- Exercise regularly — even if it's just walking around the block! This will help keep blood circulation moving through your body so that toxins can be flushed out more quickly from your pores.
- Avoid smoking and alcohol consumption as much as possible (especially red wine). They can cause inflammation in the body which is common among people with acne-prone skin types because they contain histamines which inflame dead cells on top of inflamed ones underneath them causing more breakouts than usual.
- When shaving try to avoid using blades as they can nick the skin and cause irritation. Instead, use an electric razor with a fresh blade attachment to help prevent razor burn. Acne-prone skin is more susceptible to developing scars so be sure to treat any blemishes carefully. Gently cleanse the area and apply an acne spot treatment if needed. When the blemish has healed, apply a scar-fading product to help diminish the appearance of any scars that may have formed.
- Ingrown hairs happen when dead skin cells clog up a hair follicle so the hair can't grow out properly. This often happens after shaving when the sharp edges of the razor can nick and cut the skin around the hair follicle.
Acne and other side effects of HRT are temporary and will go away over time.

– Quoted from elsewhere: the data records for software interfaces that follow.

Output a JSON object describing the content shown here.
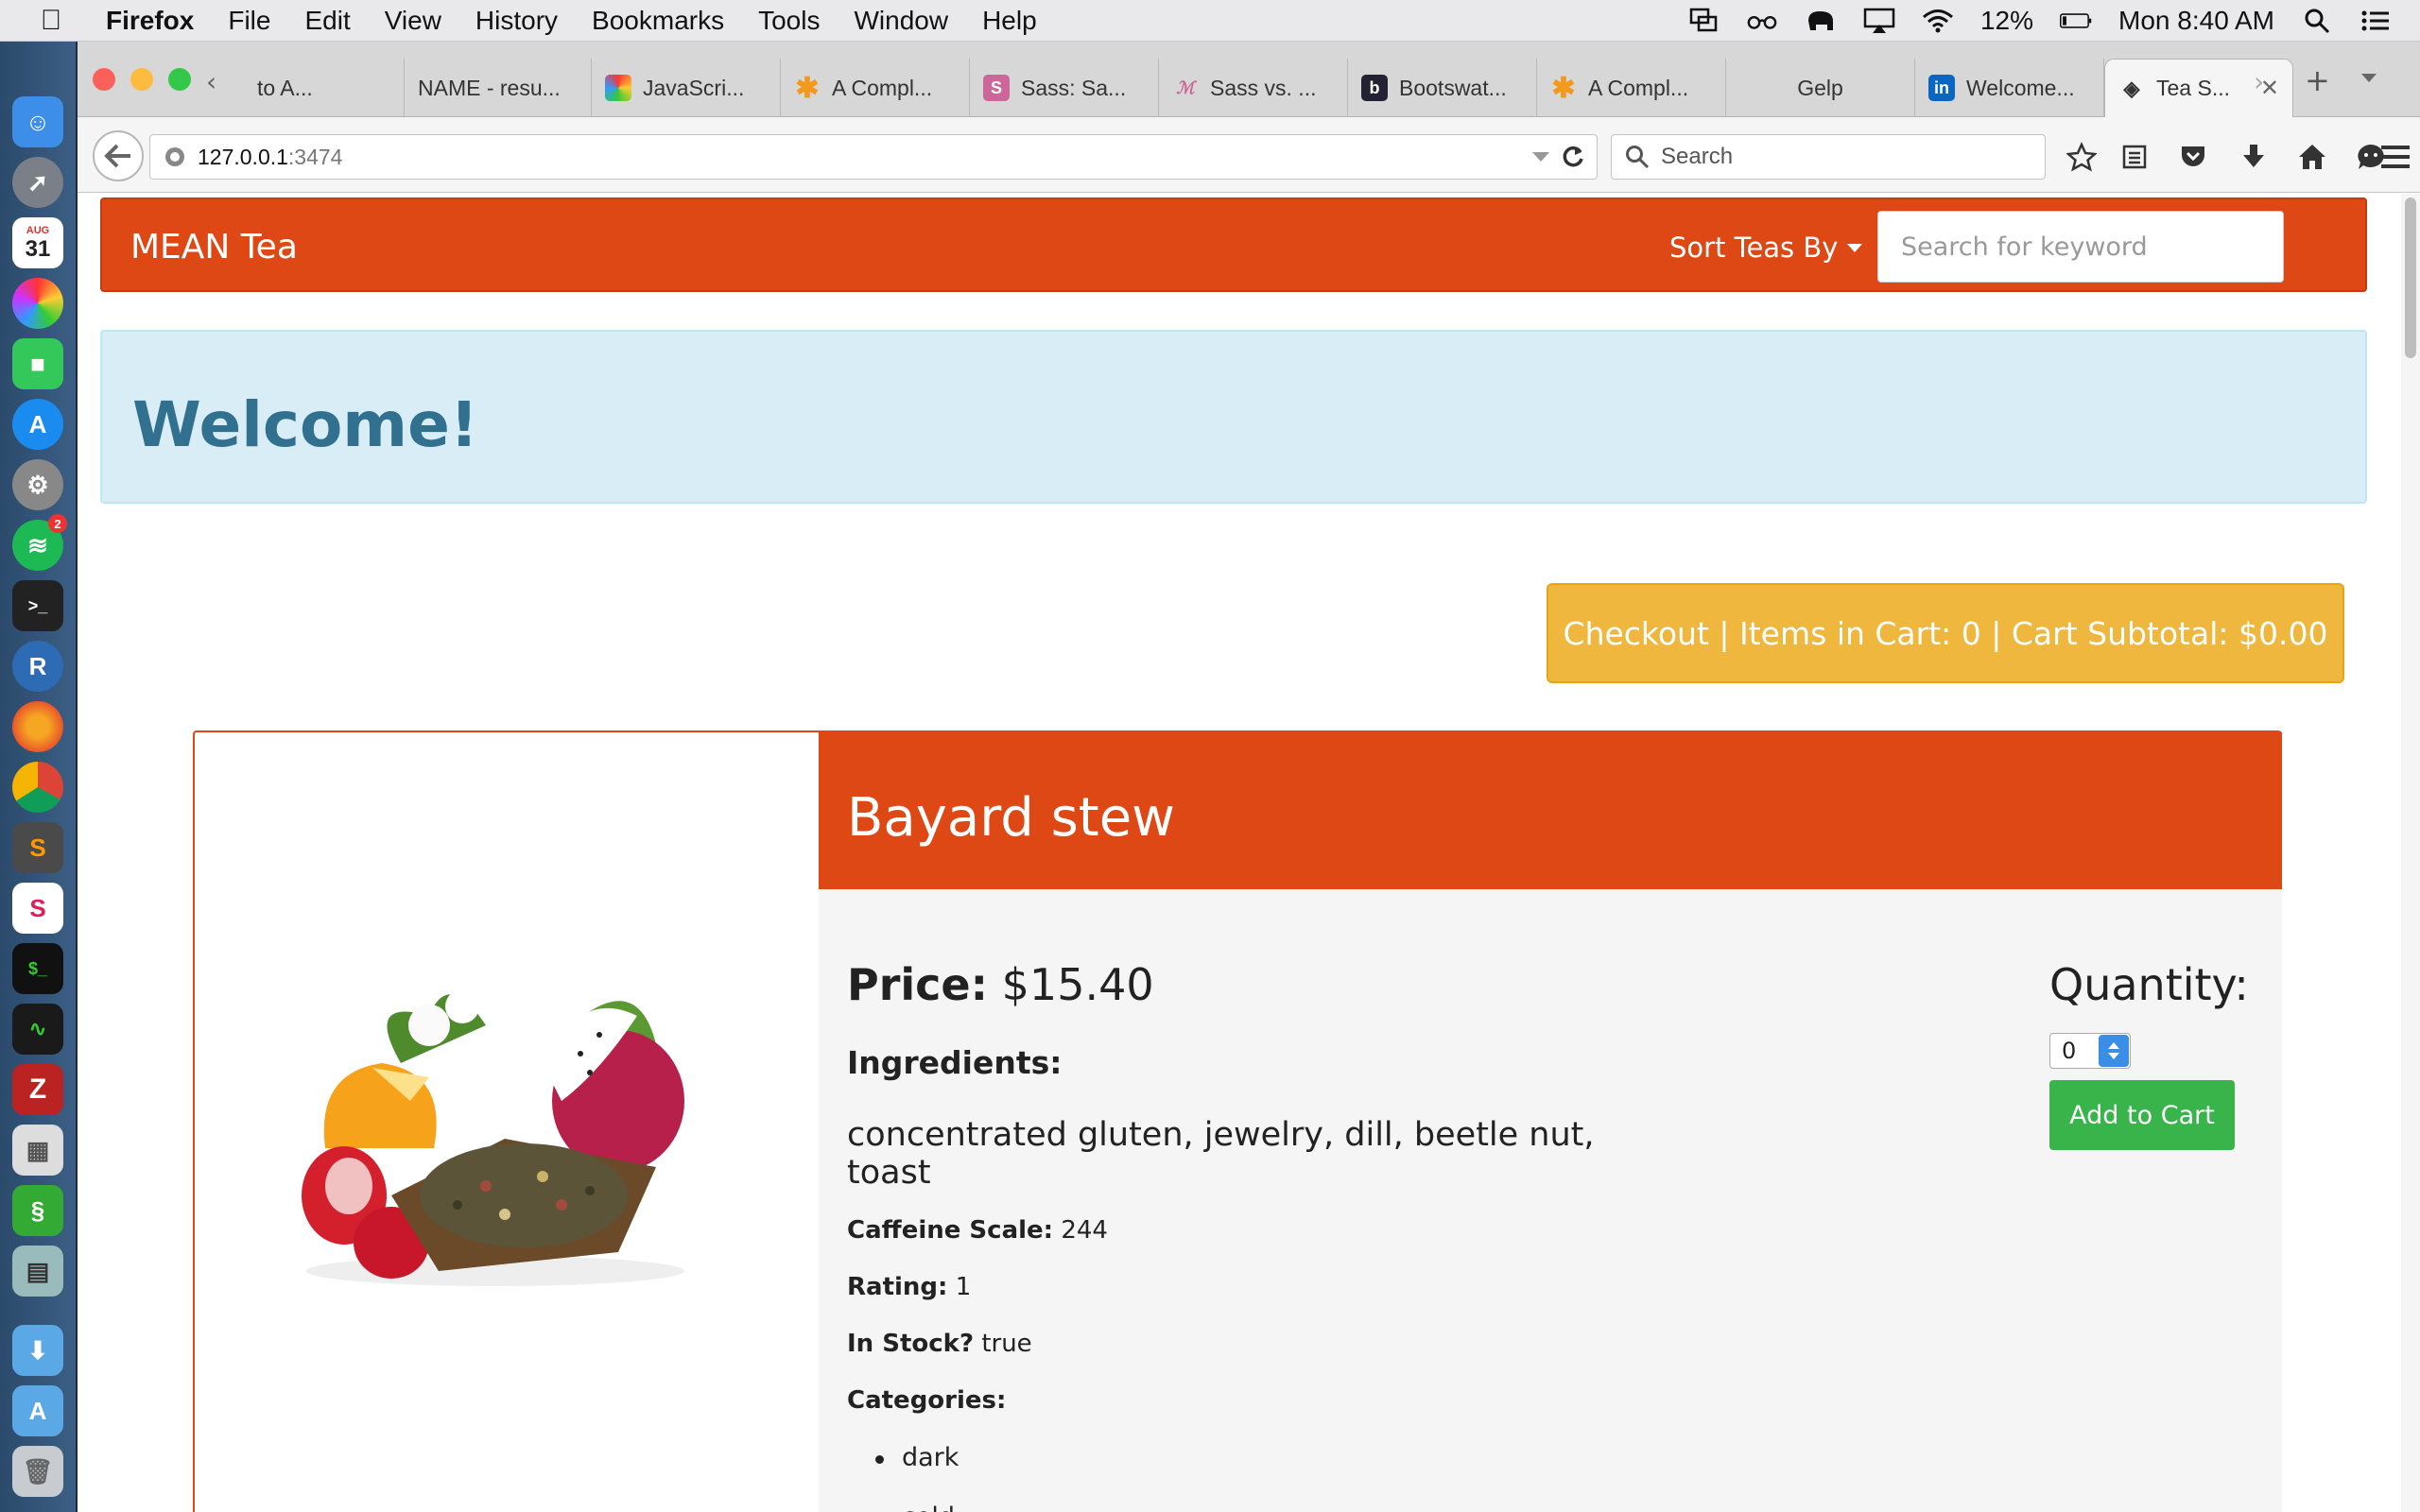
{
  "menubar": {
    "app_name": "Firefox",
    "items": [
      "File",
      "Edit",
      "View",
      "History",
      "Bookmarks",
      "Tools",
      "Window",
      "Help"
    ],
    "battery": "12%",
    "clock": "Mon 8:40 AM"
  },
  "dock": {
    "calendar_month": "AUG",
    "calendar_day": "31",
    "spotify_badge": "2"
  },
  "tabs": [
    {
      "title": "to A...",
      "icon": "partial-tab"
    },
    {
      "title": "NAME - resu...",
      "icon": "blank-page-icon"
    },
    {
      "title": "JavaScri...",
      "icon": "colorful-icon"
    },
    {
      "title": "A Compl...",
      "icon": "asterisk-icon"
    },
    {
      "title": "Sass: Sa...",
      "icon": "sass-icon"
    },
    {
      "title": "Sass vs. ...",
      "icon": "sass-script-icon"
    },
    {
      "title": "Bootswat...",
      "icon": "bootswatch-icon"
    },
    {
      "title": "A Compl...",
      "icon": "asterisk-icon"
    },
    {
      "title": "Gelp",
      "icon": "none"
    },
    {
      "title": "Welcome...",
      "icon": "linkedin-icon"
    },
    {
      "title": "Tea S...",
      "icon": "code-icon"
    }
  ],
  "toolbar": {
    "url_host": "127.0.0.1",
    "url_port": ":3474",
    "search_placeholder": "Search"
  },
  "site": {
    "brand": "MEAN Tea",
    "sort_label": "Sort Teas By",
    "keyword_placeholder": "Search for keyword",
    "welcome": "Welcome!",
    "checkout": "Checkout | Items in Cart: 0 | Cart Subtotal: $0.00"
  },
  "product": {
    "name": "Bayard stew",
    "price_label": "Price:",
    "price": "$15.40",
    "ingredients_label": "Ingredients:",
    "ingredients": "concentrated gluten, jewelry, dill, beetle nut, toast",
    "caffeine_label": "Caffeine Scale:",
    "caffeine": "244",
    "rating_label": "Rating:",
    "rating": "1",
    "stock_label": "In Stock?",
    "stock": "true",
    "categories_label": "Categories:",
    "categories": [
      "dark",
      "cold"
    ],
    "quantity_label": "Quantity:",
    "quantity": "0",
    "add_label": "Add to Cart"
  },
  "colors": {
    "brand": "#dd4814",
    "checkout": "#efb73e",
    "add_to_cart": "#38b44a",
    "welcome_text": "#31708f"
  }
}
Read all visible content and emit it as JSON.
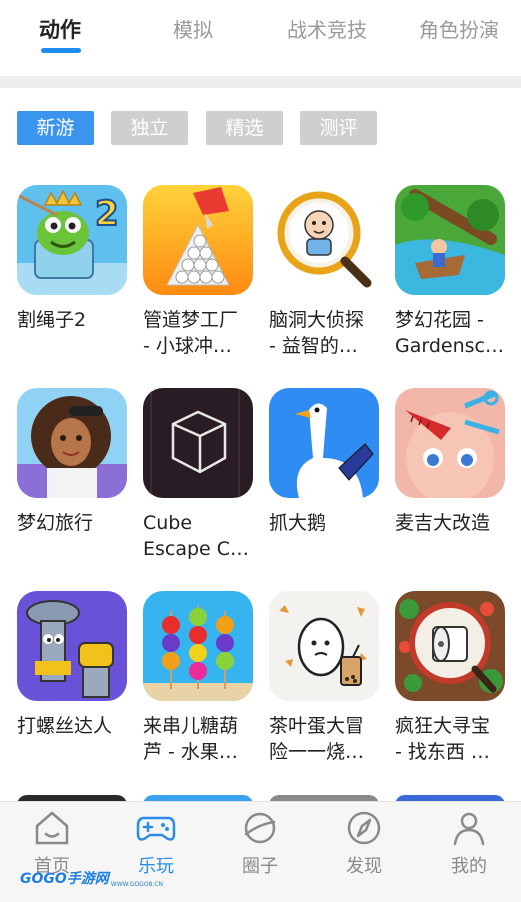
{
  "tabs": [
    {
      "label": "动作",
      "active": true
    },
    {
      "label": "模拟",
      "active": false
    },
    {
      "label": "战术竞技",
      "active": false
    },
    {
      "label": "角色扮演",
      "active": false
    }
  ],
  "chips": [
    {
      "label": "新游",
      "active": true
    },
    {
      "label": "独立",
      "active": false
    },
    {
      "label": "精选",
      "active": false
    },
    {
      "label": "测评",
      "active": false
    }
  ],
  "apps": [
    {
      "name": "割绳子2",
      "icon": "cut-the-rope-2-icon"
    },
    {
      "name": "管道梦工厂\n- 小球冲…",
      "icon": "pipe-balls-icon"
    },
    {
      "name": "脑洞大侦探\n- 益智的…",
      "icon": "magnifier-detective-icon"
    },
    {
      "name": "梦幻花园 -\nGardensc…",
      "icon": "garden-boat-icon"
    },
    {
      "name": "梦幻旅行",
      "icon": "travel-girl-icon"
    },
    {
      "name": "Cube\nEscape C…",
      "icon": "cube-escape-icon"
    },
    {
      "name": "抓大鹅",
      "icon": "goose-icon"
    },
    {
      "name": "麦吉大改造",
      "icon": "makeover-icon"
    },
    {
      "name": "打螺丝达人",
      "icon": "screw-master-icon"
    },
    {
      "name": "来串儿糖葫\n芦 - 水果…",
      "icon": "candied-fruit-icon"
    },
    {
      "name": "茶叶蛋大冒\n险一一烧…",
      "icon": "tea-egg-icon"
    },
    {
      "name": "疯狂大寻宝\n- 找东西 …",
      "icon": "treasure-hunt-icon"
    }
  ],
  "bottom_nav": [
    {
      "label": "首页",
      "icon": "home-icon",
      "active": false
    },
    {
      "label": "乐玩",
      "icon": "gamepad-icon",
      "active": true
    },
    {
      "label": "圈子",
      "icon": "planet-icon",
      "active": false
    },
    {
      "label": "发现",
      "icon": "compass-icon",
      "active": false
    },
    {
      "label": "我的",
      "icon": "person-icon",
      "active": false
    }
  ],
  "watermark": {
    "logo": "GOGO手游网",
    "url": "WWW.GOGO8.CN"
  },
  "colors": {
    "accent": "#2b8de8",
    "chip_active": "#3a95ee",
    "chip_inactive": "#cfcfcf"
  }
}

There is no way to predict how long it will take for your skin to recover, but if you're concerned about how well your skin looks after starting HRT, talk with your doctor about it.
If you are concerned about your skin, talk to your doctor or dermatologist. There are also treatments available to help manage acne during HRT.
If you're experiencing any other side effects from HRT that are proving to be bothersome, don't hesitate to reach out to your doctor. They can offer guidance and may be able to prescribe a different medication that better suits your needs.
Remember, everyone's experience with GAHT is unique, so don't get discouraged if it takes a little time to find the right treatment for you.
Acne is a common side effect of hormone replacement therapy (HRT) for transgender men. While there are many potential causes of acne, and not all of them are related to HRT, the sudden increase in testosterone levels that comes with HRT can trigger or aggravate pre-existing acne.
There are a number of different options for treating acne, both medical and over-the-counter (OTC) skincare treatments, but finding the right one can be a process of trial and error.
There are a few things to keep in mind when choosing an acne treatment, especially if you're on hormone therapy. First, not all acne treatments are created equal. Some are designed for specific types of acne, while others are more general.
Second, every person's skin is different, so what works for one person may not work for another. And finally, it's important to remember that acne is a chronic condition, so it's important to find a treatment that you can stick with long-term. If you're on hormone replacement therapy HRT and struggling with acne, talk to your doctor or dermatologist about your options.
They can help you find the right treatment for your individual needs.
Pedro Santos is a professional fitness coach, founder, and CEO of ENBYNYC, He is committed to creating a safe and welcoming space for trans people and amplifying their voices. To learn more about him visit his bio.